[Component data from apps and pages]
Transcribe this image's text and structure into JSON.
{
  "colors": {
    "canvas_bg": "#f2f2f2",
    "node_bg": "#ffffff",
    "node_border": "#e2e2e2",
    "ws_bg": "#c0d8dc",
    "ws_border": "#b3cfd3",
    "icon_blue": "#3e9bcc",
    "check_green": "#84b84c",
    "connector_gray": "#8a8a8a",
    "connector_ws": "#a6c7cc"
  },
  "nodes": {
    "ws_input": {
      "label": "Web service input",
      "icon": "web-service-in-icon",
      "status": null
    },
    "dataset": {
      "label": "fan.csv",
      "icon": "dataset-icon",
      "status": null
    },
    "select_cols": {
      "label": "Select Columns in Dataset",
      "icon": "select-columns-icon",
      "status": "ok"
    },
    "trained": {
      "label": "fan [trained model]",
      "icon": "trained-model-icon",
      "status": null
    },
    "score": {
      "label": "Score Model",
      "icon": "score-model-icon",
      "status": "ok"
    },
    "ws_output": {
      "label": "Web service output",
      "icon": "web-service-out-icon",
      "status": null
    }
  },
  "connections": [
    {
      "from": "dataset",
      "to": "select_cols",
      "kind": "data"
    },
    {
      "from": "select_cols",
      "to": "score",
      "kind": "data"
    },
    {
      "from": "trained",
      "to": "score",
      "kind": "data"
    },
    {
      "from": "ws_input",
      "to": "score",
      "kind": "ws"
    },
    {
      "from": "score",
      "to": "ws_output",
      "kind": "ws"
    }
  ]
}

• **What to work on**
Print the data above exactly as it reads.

• **Final answer**
Transcribe this image's text and structure into JSON.
{
  "colors": {
    "canvas_bg": "#f2f2f2",
    "node_bg": "#ffffff",
    "node_border": "#e2e2e2",
    "ws_bg": "#c0d8dc",
    "ws_border": "#b3cfd3",
    "icon_blue": "#3e9bcc",
    "check_green": "#84b84c",
    "connector_gray": "#8a8a8a",
    "connector_ws": "#a6c7cc"
  },
  "nodes": {
    "ws_input": {
      "label": "Web service input",
      "icon": "web-service-in-icon",
      "status": null
    },
    "dataset": {
      "label": "fan.csv",
      "icon": "dataset-icon",
      "status": null
    },
    "select_cols": {
      "label": "Select Columns in Dataset",
      "icon": "select-columns-icon",
      "status": "ok"
    },
    "trained": {
      "label": "fan [trained model]",
      "icon": "trained-model-icon",
      "status": null
    },
    "score": {
      "label": "Score Model",
      "icon": "score-model-icon",
      "status": "ok"
    },
    "ws_output": {
      "label": "Web service output",
      "icon": "web-service-out-icon",
      "status": null
    }
  },
  "connections": [
    {
      "from": "dataset",
      "to": "select_cols",
      "kind": "data"
    },
    {
      "from": "select_cols",
      "to": "score",
      "kind": "data"
    },
    {
      "from": "trained",
      "to": "score",
      "kind": "data"
    },
    {
      "from": "ws_input",
      "to": "score",
      "kind": "ws"
    },
    {
      "from": "score",
      "to": "ws_output",
      "kind": "ws"
    }
  ]
}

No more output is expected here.